Jeff King, one of the greatest mushers in the history of the Iditarod Trail Sled Dog Race, dropped out of the competition late Sunday after some of his dogs developed what appeared to be serious stomach problems about 12 miles outside of Unalakleet. The dogs then stopped, curled up in the snow and refused to budge.
By early evening, King and his 13 animals were being transported by snowmachines and sleds to the checkpoint on Norton Sound.
"They really hit a wall," King said. "And there's no place to fix it out here."
The team lay down in an open area exposed to the wind, even though some sheltering trees were not far away. "It was not my choice" where to stop, King said.
"I'm not interested in having it not being fun for me or the dogs," King added in explaining why he pulled out. "If I have to scratch from one now and then, so be it."
King is not the first musher to have a team quit because of illness, fatigue or simple disinterest. DeeDee Jonrowe from Willow, a two-time runner up, had a team quit in strong headwinds on the Yukon River. Ellen Halverson, a psychiatrist from the Matanuska-Susitna Valley, had a team quit just outside of McGrath, only about a third of the way into the race, because they're heads just weren't in it. Five-time champ Rick Swenson, the winningest musher in Iditarod history, had a tired team quit at the Safety checkpoint when he thought he was on the verge of beating the late-Susan Butcher in a closely contested Iditarod.
Swenson did manage to get his team going after a good, long rest, but other mushers -- like King -- have sometimes decided to ask for help in getting their dogs to safety.
King, 55, had returned to the Iditarod this year after a one-year retirement. He was in the thick of the hunt for most of the race. As the frontrunning teams began moving down the Yukon River, King was posting excellent speeds and appeared to be poised to make a run at then race leader Aily Zirkle from Fairbanks. Then everything fell apart.
Iditarod re-entry after retirement has not been kind to past champions. Four-time champ Doug Swingley retired, like King, and then tried to come back only to run into all sorts of problems. He twice scratched.

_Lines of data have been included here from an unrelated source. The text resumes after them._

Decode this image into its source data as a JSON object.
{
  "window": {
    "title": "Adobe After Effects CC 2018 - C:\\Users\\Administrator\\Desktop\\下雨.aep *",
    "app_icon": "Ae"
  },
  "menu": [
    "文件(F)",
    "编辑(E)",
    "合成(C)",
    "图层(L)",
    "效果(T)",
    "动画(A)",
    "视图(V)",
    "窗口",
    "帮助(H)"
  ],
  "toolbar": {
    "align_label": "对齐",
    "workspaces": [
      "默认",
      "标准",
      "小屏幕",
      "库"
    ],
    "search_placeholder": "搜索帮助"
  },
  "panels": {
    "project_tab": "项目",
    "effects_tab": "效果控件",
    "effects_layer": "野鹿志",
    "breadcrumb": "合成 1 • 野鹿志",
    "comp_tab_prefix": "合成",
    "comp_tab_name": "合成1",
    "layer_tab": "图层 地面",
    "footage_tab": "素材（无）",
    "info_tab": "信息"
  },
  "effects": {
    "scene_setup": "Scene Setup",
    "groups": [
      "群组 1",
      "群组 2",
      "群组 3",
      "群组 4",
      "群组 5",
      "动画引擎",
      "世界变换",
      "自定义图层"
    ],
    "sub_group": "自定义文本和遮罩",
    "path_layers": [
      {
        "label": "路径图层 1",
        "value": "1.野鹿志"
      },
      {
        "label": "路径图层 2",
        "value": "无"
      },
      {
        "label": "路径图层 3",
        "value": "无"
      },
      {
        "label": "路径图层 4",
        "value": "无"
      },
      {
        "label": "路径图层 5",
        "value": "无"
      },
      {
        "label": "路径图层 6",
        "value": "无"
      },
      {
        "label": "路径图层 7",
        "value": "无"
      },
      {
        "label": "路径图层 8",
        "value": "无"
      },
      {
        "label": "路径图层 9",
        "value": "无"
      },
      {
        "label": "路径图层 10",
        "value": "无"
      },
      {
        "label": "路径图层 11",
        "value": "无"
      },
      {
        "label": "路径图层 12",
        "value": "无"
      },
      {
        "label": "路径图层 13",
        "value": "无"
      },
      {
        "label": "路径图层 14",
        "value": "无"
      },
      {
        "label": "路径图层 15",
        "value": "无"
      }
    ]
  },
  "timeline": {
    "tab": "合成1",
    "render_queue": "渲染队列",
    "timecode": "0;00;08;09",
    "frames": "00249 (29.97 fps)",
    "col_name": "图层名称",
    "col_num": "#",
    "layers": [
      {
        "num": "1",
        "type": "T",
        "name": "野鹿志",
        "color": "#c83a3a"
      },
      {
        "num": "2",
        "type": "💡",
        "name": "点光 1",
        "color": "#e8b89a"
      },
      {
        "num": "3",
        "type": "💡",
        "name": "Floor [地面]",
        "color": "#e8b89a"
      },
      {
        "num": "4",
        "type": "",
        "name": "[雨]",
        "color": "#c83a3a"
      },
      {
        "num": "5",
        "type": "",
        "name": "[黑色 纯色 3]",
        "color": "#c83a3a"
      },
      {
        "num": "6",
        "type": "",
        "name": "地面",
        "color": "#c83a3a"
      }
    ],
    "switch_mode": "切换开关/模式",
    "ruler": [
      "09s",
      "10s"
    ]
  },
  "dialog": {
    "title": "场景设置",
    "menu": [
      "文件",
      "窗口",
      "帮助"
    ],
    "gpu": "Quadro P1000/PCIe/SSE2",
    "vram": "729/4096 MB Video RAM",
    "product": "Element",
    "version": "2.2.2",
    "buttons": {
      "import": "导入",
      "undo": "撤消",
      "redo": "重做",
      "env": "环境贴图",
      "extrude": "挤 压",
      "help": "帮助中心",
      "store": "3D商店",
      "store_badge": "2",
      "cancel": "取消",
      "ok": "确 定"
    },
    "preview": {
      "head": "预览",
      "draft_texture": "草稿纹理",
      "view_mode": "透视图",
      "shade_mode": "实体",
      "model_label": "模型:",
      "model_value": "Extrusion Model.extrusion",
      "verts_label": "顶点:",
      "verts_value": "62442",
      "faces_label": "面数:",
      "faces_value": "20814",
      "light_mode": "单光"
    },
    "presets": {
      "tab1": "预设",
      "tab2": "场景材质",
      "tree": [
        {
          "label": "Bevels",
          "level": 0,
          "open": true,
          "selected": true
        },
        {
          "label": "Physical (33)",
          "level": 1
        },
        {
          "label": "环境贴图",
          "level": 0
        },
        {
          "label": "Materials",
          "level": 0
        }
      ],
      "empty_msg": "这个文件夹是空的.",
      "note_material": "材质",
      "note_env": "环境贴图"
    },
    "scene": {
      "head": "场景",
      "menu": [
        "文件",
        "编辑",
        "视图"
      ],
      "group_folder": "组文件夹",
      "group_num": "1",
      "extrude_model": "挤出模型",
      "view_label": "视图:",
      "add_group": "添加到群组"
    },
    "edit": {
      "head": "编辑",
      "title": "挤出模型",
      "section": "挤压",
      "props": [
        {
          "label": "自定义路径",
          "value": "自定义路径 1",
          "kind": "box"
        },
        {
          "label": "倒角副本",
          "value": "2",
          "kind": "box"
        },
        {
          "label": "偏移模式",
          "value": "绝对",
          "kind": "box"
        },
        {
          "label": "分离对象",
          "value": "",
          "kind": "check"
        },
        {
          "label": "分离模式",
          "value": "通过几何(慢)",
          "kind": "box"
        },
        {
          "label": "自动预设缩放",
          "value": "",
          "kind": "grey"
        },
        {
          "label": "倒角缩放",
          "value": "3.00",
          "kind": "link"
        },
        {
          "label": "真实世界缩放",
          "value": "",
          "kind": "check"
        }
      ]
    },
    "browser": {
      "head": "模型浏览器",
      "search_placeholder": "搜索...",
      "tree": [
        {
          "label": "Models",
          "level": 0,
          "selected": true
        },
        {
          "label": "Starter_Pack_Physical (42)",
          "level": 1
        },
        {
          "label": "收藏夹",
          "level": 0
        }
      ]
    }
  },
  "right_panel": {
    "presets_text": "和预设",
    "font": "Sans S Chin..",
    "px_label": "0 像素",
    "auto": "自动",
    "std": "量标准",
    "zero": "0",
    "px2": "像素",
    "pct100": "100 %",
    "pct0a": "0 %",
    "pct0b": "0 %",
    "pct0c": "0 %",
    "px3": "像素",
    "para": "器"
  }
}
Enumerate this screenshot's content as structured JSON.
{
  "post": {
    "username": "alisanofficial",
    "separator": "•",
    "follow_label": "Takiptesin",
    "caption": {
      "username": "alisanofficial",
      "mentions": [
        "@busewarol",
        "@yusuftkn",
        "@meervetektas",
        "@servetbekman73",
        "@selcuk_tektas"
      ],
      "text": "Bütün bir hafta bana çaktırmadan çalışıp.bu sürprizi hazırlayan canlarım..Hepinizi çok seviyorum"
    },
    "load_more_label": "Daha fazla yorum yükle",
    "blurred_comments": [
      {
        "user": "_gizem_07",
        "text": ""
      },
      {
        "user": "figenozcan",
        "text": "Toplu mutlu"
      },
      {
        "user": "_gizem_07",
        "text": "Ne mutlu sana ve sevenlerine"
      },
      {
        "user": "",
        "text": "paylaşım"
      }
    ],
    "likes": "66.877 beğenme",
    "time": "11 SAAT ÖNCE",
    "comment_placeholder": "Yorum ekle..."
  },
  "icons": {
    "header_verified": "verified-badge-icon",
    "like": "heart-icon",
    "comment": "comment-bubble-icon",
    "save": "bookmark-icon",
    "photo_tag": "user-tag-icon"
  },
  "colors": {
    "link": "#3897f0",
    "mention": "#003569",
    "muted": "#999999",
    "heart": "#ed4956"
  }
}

In his first race back after retirement, he frostbite his corneas. In another, he crashed his sled going into Puntilla Lake and suffered race-ending injuries. Swingley is now permanently retired.
King has never scratched from an Iditarod before, and he has known little but Iditarod success over the past two decades. Since 1992, he's ended the race out of the Iditarod top-10 only twice, and those were both respectable 12th place finishes.
King was not the only musher encountering serious trouble along the trail Sunday. Another contender saw his race come to an abrupt after he accidentally sliced open his hand. Jake Berkowitz was withdrawn by race officials about about 2 p.m. because of a knife wound.
"Berkowitz severely injured his hand while using a knife between Kaltag and Unalakleet. (Iditarod Race Marshal) Mark Nordman determined that the injury was severe enough to warrant the decision," Iditarod spokeswoman Erin McLarnon reported in the release.
Berkowitz was in sixth place at the time he was withdrawn.
Two rookie mushers also pulled out of the race because their teams were shrinking. The had been forced to drop dogs due to fatigue or illness were down to small teams. Pat Moon of Chicago scratched in Ruby with just seven dogs left in his team and nearly half of the trail yet to cover. Josh Cadzow of Fort Yukon scratched in Kaltag with just nine dogs remaining. Cadzow told race officials that those nine were no longer enjoying the trip.
Contact Jill Burke at jill(at)alaskadispatch.com
Alaska Dispatch Publishing